■ **YOUR GOAL**
The entries need to be copied exactly as they stand, images left out.

■ **DATA PROVIDED**
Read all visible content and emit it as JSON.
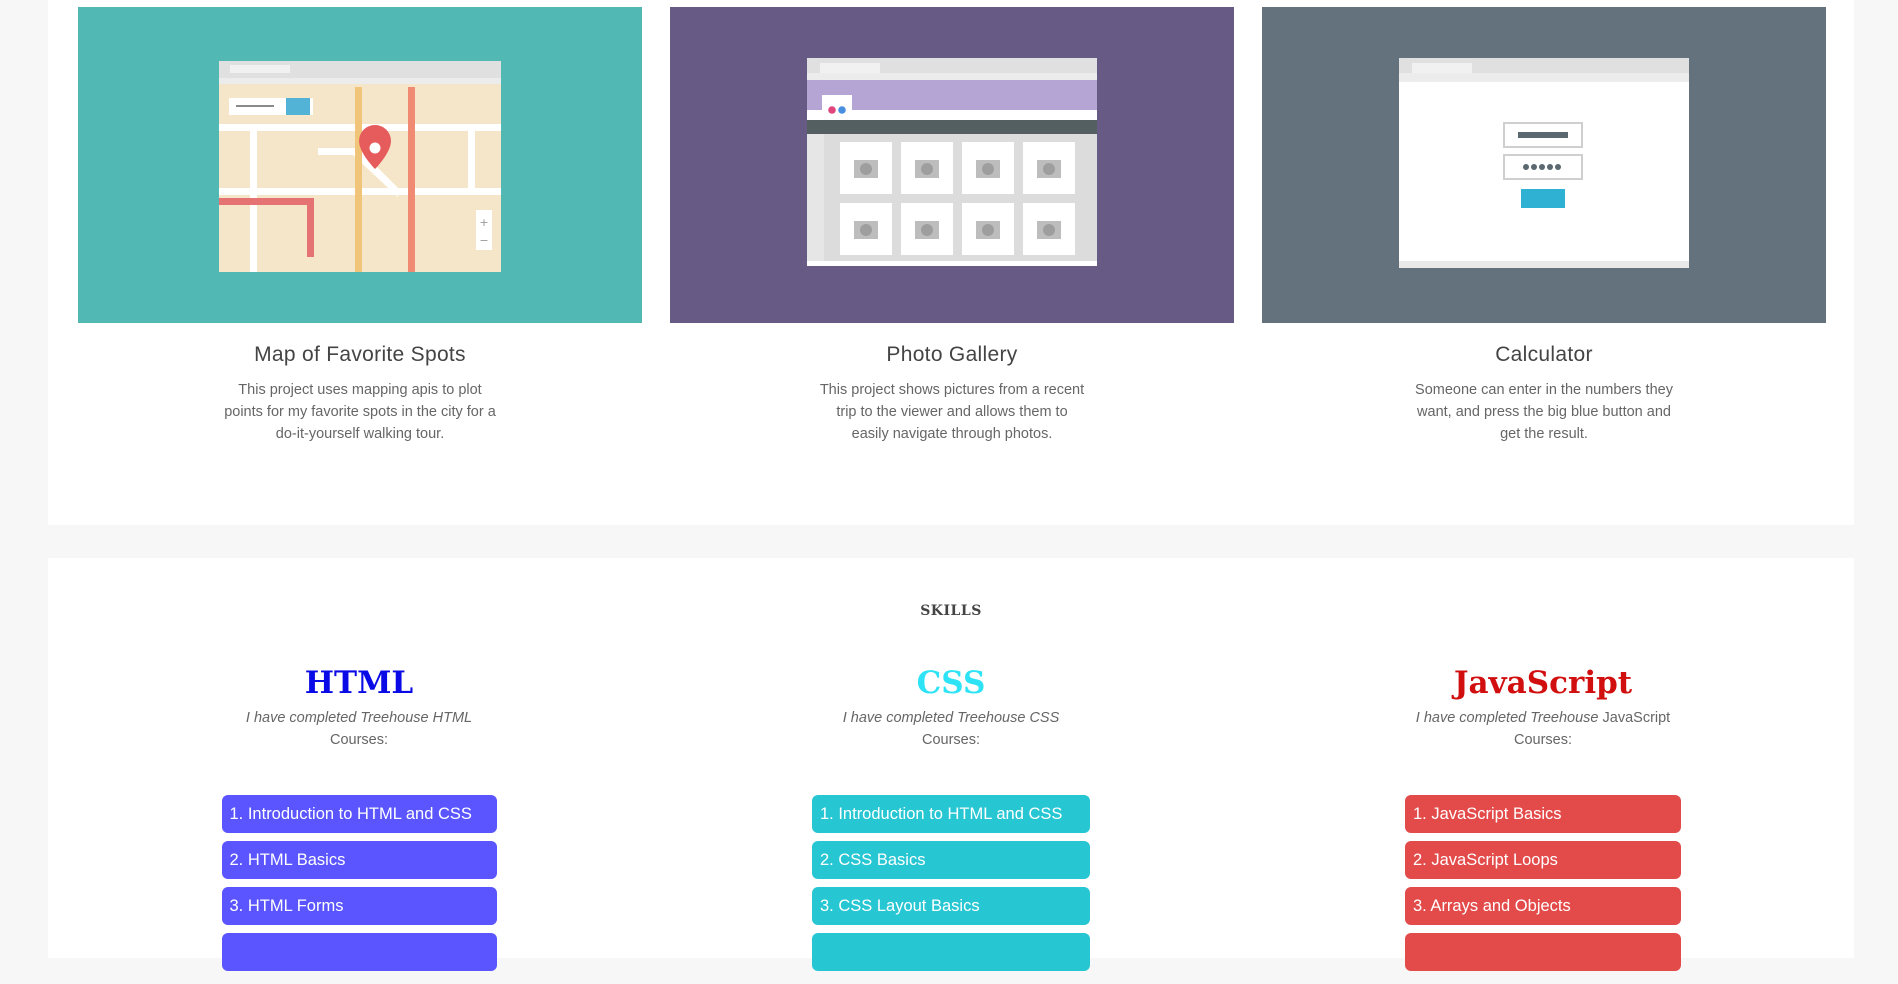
{
  "projects": [
    {
      "title": "Map of Favorite Spots",
      "description": "This project uses mapping apis to plot points for my favorite spots in the city for a do-it-yourself walking tour.",
      "thumbnail_bg": "#52b8b3",
      "thumbnail_icon": "map-illustration"
    },
    {
      "title": "Photo Gallery",
      "description": "This project shows pictures from a recent trip to the viewer and allows them to easily navigate through photos.",
      "thumbnail_bg": "#675a85",
      "thumbnail_icon": "gallery-illustration"
    },
    {
      "title": "Calculator",
      "description": "Someone can enter in the numbers they want, and press the big blue button and get the result.",
      "thumbnail_bg": "#63727d",
      "thumbnail_icon": "login-form-illustration"
    }
  ],
  "skills": {
    "heading": "SKILLS",
    "groups": [
      {
        "title": "HTML",
        "color": "#0a0ae6",
        "desc_italic": "I have completed Treehouse HTML",
        "desc_plain": "Courses:",
        "item_color": "#5a55ff",
        "courses": [
          "1. Introduction to HTML and CSS",
          "2. HTML Basics",
          "3. HTML Forms"
        ]
      },
      {
        "title": "CSS",
        "color": "#2ee3f5",
        "desc_italic": "I have completed Treehouse CSS",
        "desc_plain": "Courses:",
        "item_color": "#27c6d3",
        "courses": [
          "1. Introduction to HTML and CSS",
          "2. CSS Basics",
          "3. CSS Layout Basics"
        ]
      },
      {
        "title": "JavaScript",
        "color": "#d10f0f",
        "desc_italic": "I have completed Treehouse",
        "desc_plain": "JavaScript Courses:",
        "item_color": "#e34a4a",
        "courses": [
          "1. JavaScript Basics",
          "2. JavaScript Loops",
          "3. Arrays and Objects"
        ]
      }
    ]
  }
}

■ **EXERCISE RESULT**
Read all visible content and emit it as JSON.
{
  "projects": [
    {
      "title": "Map of Favorite Spots",
      "description": "This project uses mapping apis to plot points for my favorite spots in the city for a do-it-yourself walking tour.",
      "thumbnail_bg": "#52b8b3",
      "thumbnail_icon": "map-illustration"
    },
    {
      "title": "Photo Gallery",
      "description": "This project shows pictures from a recent trip to the viewer and allows them to easily navigate through photos.",
      "thumbnail_bg": "#675a85",
      "thumbnail_icon": "gallery-illustration"
    },
    {
      "title": "Calculator",
      "description": "Someone can enter in the numbers they want, and press the big blue button and get the result.",
      "thumbnail_bg": "#63727d",
      "thumbnail_icon": "login-form-illustration"
    }
  ],
  "skills": {
    "heading": "SKILLS",
    "groups": [
      {
        "title": "HTML",
        "color": "#0a0ae6",
        "desc_italic": "I have completed Treehouse HTML",
        "desc_plain": "Courses:",
        "item_color": "#5a55ff",
        "courses": [
          "1. Introduction to HTML and CSS",
          "2. HTML Basics",
          "3. HTML Forms"
        ]
      },
      {
        "title": "CSS",
        "color": "#2ee3f5",
        "desc_italic": "I have completed Treehouse CSS",
        "desc_plain": "Courses:",
        "item_color": "#27c6d3",
        "courses": [
          "1. Introduction to HTML and CSS",
          "2. CSS Basics",
          "3. CSS Layout Basics"
        ]
      },
      {
        "title": "JavaScript",
        "color": "#d10f0f",
        "desc_italic": "I have completed Treehouse",
        "desc_plain": "JavaScript Courses:",
        "item_color": "#e34a4a",
        "courses": [
          "1. JavaScript Basics",
          "2. JavaScript Loops",
          "3. Arrays and Objects"
        ]
      }
    ]
  }
}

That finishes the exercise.